::: Data records :::

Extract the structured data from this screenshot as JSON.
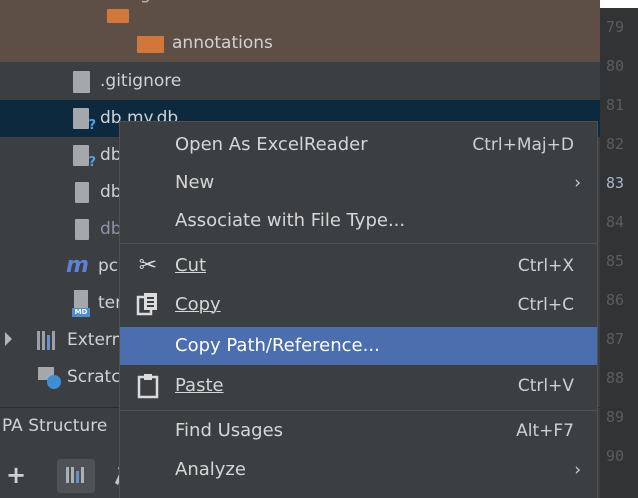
{
  "tree": {
    "items": [
      {
        "label": "generated-sources"
      },
      {
        "label": "annotations"
      },
      {
        "label": ".gitignore"
      },
      {
        "label": "db.my.db"
      },
      {
        "label": "db"
      },
      {
        "label": "db"
      },
      {
        "label": "db"
      },
      {
        "label": "pc"
      },
      {
        "label": "ter"
      },
      {
        "label": "Extern"
      },
      {
        "label": "Scratc"
      }
    ],
    "colors": {
      "selected_row": "#0d293e",
      "generated_row": "#5d4f45",
      "folder": "#d1773c"
    }
  },
  "gutter": {
    "lines": [
      "79",
      "80",
      "81",
      "82",
      "83",
      "84",
      "85",
      "86",
      "87",
      "88",
      "89",
      "90"
    ],
    "current_line": "83"
  },
  "bottom_panel": {
    "title": "PA Structure",
    "add_button": "+"
  },
  "context_menu": {
    "highlight_color": "#4b6eaf",
    "items": [
      {
        "label": "Open As ExcelReader",
        "shortcut": "Ctrl+Maj+D"
      },
      {
        "label": "New",
        "submenu": "›"
      },
      {
        "label": "Associate with File Type..."
      },
      {
        "label": "Cut",
        "shortcut": "Ctrl+X",
        "icon": "scissors-icon"
      },
      {
        "label": "Copy",
        "shortcut": "Ctrl+C",
        "icon": "copy-icon"
      },
      {
        "label": "Copy Path/Reference..."
      },
      {
        "label": "Paste",
        "shortcut": "Ctrl+V",
        "icon": "paste-icon"
      },
      {
        "label": "Find Usages",
        "shortcut": "Alt+F7"
      },
      {
        "label": "Analyze",
        "submenu": "›"
      }
    ]
  }
}
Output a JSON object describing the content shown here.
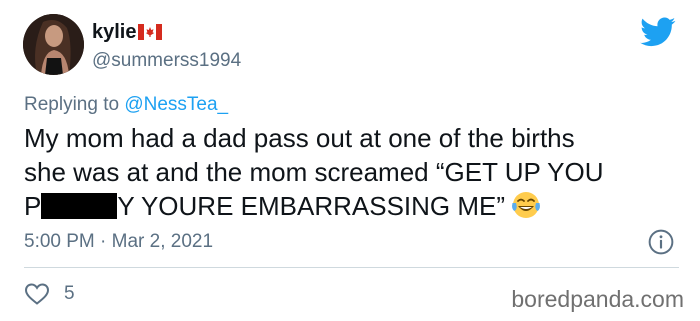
{
  "user": {
    "display_name": "kylie",
    "handle": "@summerss1994"
  },
  "icons": {
    "flag": "canada-flag-icon",
    "brand": "twitter-bird-icon",
    "emoji": "tears-of-joy-emoji",
    "info": "info-icon",
    "like": "heart-icon"
  },
  "reply": {
    "prefix": "Replying to",
    "mention": "@NessTea_"
  },
  "tweet": {
    "line1": "My mom had a dad pass out at one of the births",
    "line2": "she was at and the mom screamed “GET UP YOU",
    "line3_start": "P",
    "line3_end": "Y YOURE EMBARRASSING ME”"
  },
  "meta": {
    "timestamp": "5:00 PM · Mar 2, 2021",
    "like_count": "5"
  },
  "watermark": "boredpanda.com",
  "colors": {
    "brand_blue": "#1da1f2",
    "secondary_text": "#5b7083",
    "primary_text": "#0f1419",
    "flag_red": "#d52b1e"
  }
}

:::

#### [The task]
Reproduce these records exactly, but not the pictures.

#### [Answer space]
Extract the structured data from this screenshot as JSON.
{
  "tree": {
    "items": [
      {
        "label": "generated-sources"
      },
      {
        "label": "annotations"
      },
      {
        "label": ".gitignore"
      },
      {
        "label": "db.my.db"
      },
      {
        "label": "db"
      },
      {
        "label": "db"
      },
      {
        "label": "db"
      },
      {
        "label": "pc"
      },
      {
        "label": "ter"
      },
      {
        "label": "Extern"
      },
      {
        "label": "Scratc"
      }
    ],
    "colors": {
      "selected_row": "#0d293e",
      "generated_row": "#5d4f45",
      "folder": "#d1773c"
    }
  },
  "gutter": {
    "lines": [
      "79",
      "80",
      "81",
      "82",
      "83",
      "84",
      "85",
      "86",
      "87",
      "88",
      "89",
      "90"
    ],
    "current_line": "83"
  },
  "bottom_panel": {
    "title": "PA Structure",
    "add_button": "+"
  },
  "context_menu": {
    "highlight_color": "#4b6eaf",
    "items": [
      {
        "label": "Open As ExcelReader",
        "shortcut": "Ctrl+Maj+D"
      },
      {
        "label": "New",
        "submenu": "›"
      },
      {
        "label": "Associate with File Type..."
      },
      {
        "label": "Cut",
        "shortcut": "Ctrl+X",
        "icon": "scissors-icon"
      },
      {
        "label": "Copy",
        "shortcut": "Ctrl+C",
        "icon": "copy-icon"
      },
      {
        "label": "Copy Path/Reference..."
      },
      {
        "label": "Paste",
        "shortcut": "Ctrl+V",
        "icon": "paste-icon"
      },
      {
        "label": "Find Usages",
        "shortcut": "Alt+F7"
      },
      {
        "label": "Analyze",
        "submenu": "›"
      }
    ]
  }
}
Output a JSON object describing the content shown here.
{
  "user": {
    "display_name": "kylie",
    "handle": "@summerss1994"
  },
  "icons": {
    "flag": "canada-flag-icon",
    "brand": "twitter-bird-icon",
    "emoji": "tears-of-joy-emoji",
    "info": "info-icon",
    "like": "heart-icon"
  },
  "reply": {
    "prefix": "Replying to",
    "mention": "@NessTea_"
  },
  "tweet": {
    "line1": "My mom had a dad pass out at one of the births",
    "line2": "she was at and the mom screamed “GET UP YOU",
    "line3_start": "P",
    "line3_end": "Y YOURE EMBARRASSING ME”"
  },
  "meta": {
    "timestamp": "5:00 PM · Mar 2, 2021",
    "like_count": "5"
  },
  "watermark": "boredpanda.com",
  "colors": {
    "brand_blue": "#1da1f2",
    "secondary_text": "#5b7083",
    "primary_text": "#0f1419",
    "flag_red": "#d52b1e"
  }
}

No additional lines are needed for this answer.